BMI View: Recent developments do not augur well for the Thai baht as we head into 2012. A narrowing trade surplus, growing risk of a recession and the threat of capital flight all suggest that the Thai baht would come under further selling pressure over the coming months. The scenario for large-scale capital flight notwithstanding, we expect the currency to depreciate from its present level of around THB31.55/US$ to THB33.00/US$ by end-2012. However, we caution that the risks to our outlook on the Thai baht remain skewed towards the downside.
Recent economic data coming out of Thailand support our conviction that economic damage brought about by the recent floods would further compound the downside risks of cooling external demand, leading to a narrowing of Thailand's trade surplus and continued weakness for the Thai baht in 2012. Figures published by the Bank of Thailand (BoT) showed that Thailand's manufacturing production index fell by 48.4% y-o-y seasonally-adjusted in November, following a 30.0% y-o-y decline in October. Meanwhile, industrial capacity utilization has fallen from its previous peak of 64.5% in August to just 40.4% in November, reflecting the impact of key industrial zones that were forced to shut down amid the recent floods.
Although local media reports claim that floods in the Thai capital of Bangkok are receding, the manufacturing sector is unlikely to return to full production anytime soon (industry leaders estimate that production activity will only see a full recovery by the end of H112). This, combined with an expected slowdown in global economic growth that is already putting pressure on exports, means we are seeing increasing risks of a recession in Thailand. At present, we are pencilling in a 3.2% y-o-y contraction in real GDP growth in Q411, translating into full year growth of just 1.5% for 2011. Notwithstanding a reconstruction-led bounce in the coming quarters, we are keeping our forecast for growth in 2012 below consensus at 4.0%, in line with our view for sustained weakness in exports. Accordingly, we expect Thailand's trade surplus to shrink from a healthy 4.5% of GDP in 2010, to 2.9% and 2.1% of GDP in 2011 and 2012 respectively. From our standpoint, a narrowing trade surplus means that the Thai baht is becoming increasingly susceptible to capital flows.No Bright Spots For The Thai Baht
Risks Are Skewed Towards The Downside
Growing risk aversion towards emerging market assets prior to the floods, had already triggered capital flight from Thailand albeit at a manageable scale. This was witnessed by the recent sell-off across emerging Asia currencies in September, which was accompanied by significant declines in foreign reserves as central banks attempt to stabilise their currencies. With the Thai economy staring at a potential recession in 2012, we expect the Thai baht to come under renewed selling pressure as investors take their capital elsewhere in search of better opportunities.
Even without taking into account the above scenario in which we see large-scale capital flight, we are already pencilling in further weakness for the Thai baht.
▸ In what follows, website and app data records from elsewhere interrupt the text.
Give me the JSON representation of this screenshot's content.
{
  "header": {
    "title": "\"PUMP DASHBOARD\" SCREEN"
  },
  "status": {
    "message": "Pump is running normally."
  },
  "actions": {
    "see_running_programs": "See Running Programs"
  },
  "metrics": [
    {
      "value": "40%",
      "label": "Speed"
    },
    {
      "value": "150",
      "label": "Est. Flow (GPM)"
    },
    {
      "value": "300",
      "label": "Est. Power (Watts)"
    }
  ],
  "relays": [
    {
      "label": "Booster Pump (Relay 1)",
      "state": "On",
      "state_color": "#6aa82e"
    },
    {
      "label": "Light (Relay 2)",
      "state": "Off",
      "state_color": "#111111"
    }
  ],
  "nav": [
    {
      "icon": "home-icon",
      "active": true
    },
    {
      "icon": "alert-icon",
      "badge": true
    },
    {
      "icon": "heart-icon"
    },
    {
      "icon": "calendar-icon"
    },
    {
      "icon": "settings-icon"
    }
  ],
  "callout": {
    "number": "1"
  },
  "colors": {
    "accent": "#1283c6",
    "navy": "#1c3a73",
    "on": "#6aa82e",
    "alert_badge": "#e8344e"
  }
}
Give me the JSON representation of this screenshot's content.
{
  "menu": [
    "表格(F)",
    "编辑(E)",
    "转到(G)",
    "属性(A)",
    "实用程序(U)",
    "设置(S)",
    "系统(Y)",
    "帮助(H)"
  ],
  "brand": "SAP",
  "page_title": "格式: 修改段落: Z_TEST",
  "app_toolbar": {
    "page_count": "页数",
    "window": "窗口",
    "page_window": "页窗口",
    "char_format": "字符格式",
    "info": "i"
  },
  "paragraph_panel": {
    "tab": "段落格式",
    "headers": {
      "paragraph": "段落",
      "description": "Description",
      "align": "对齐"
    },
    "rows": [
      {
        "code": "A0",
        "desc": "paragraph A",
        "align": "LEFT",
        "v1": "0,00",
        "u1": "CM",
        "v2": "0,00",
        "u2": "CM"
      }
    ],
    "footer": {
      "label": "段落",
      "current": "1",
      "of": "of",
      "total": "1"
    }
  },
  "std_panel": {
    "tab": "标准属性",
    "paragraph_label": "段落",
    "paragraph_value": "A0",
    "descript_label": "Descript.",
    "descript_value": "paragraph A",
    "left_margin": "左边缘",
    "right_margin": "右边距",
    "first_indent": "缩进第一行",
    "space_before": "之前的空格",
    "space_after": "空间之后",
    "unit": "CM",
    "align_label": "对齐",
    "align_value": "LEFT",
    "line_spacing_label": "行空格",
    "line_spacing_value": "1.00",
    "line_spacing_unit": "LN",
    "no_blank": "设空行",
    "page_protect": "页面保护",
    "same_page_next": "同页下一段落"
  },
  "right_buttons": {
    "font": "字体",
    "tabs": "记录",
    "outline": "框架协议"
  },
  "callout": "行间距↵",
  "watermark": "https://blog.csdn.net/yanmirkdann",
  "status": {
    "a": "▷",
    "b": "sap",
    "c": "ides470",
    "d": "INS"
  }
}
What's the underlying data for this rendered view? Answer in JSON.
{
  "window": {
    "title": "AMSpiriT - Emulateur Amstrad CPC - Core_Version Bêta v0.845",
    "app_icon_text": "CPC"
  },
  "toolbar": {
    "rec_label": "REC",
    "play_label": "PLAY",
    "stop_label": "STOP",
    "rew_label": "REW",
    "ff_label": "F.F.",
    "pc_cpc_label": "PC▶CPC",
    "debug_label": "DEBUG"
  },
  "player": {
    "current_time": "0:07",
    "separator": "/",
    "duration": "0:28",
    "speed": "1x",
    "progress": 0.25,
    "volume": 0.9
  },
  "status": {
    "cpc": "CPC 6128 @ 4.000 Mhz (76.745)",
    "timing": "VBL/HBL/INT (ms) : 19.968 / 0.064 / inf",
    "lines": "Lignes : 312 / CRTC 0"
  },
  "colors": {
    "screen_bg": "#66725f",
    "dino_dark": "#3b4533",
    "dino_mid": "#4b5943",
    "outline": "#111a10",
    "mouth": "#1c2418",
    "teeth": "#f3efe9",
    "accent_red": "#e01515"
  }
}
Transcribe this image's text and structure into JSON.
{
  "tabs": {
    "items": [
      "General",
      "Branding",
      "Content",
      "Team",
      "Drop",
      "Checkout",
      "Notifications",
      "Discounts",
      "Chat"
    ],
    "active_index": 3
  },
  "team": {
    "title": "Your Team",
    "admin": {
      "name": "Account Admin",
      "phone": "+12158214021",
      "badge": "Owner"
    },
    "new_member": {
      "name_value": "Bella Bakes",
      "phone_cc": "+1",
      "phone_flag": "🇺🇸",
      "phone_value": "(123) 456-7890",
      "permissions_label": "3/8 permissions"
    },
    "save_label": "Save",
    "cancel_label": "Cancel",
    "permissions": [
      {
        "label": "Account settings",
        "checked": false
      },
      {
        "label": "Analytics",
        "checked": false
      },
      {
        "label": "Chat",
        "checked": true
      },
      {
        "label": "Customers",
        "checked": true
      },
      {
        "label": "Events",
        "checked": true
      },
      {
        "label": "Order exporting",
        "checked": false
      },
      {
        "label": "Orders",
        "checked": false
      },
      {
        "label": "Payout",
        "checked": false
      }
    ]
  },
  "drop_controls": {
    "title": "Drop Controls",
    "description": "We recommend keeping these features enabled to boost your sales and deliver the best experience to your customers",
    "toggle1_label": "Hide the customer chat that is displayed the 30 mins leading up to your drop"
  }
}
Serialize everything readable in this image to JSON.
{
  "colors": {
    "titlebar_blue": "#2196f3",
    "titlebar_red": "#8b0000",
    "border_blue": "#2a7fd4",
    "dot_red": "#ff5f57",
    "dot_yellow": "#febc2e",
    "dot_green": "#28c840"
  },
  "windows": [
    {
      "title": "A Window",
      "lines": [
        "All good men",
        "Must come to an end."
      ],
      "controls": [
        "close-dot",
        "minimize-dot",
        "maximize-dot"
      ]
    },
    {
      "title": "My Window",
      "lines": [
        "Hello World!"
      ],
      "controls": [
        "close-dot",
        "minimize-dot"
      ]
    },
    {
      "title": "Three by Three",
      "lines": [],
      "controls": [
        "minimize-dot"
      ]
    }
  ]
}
We expect the currency to depreciate from its present level of around THB31.55/US$ to THB33.00/US$ by end-2012. Recent developments do not bode well for the Thai economy and we are increasingly concerned that further negative shocks would throw the economy into recession, a serious threat to investor sentiment. Thus, we caution that the risks to our outlook on the Thai baht remain skewed towards the downside.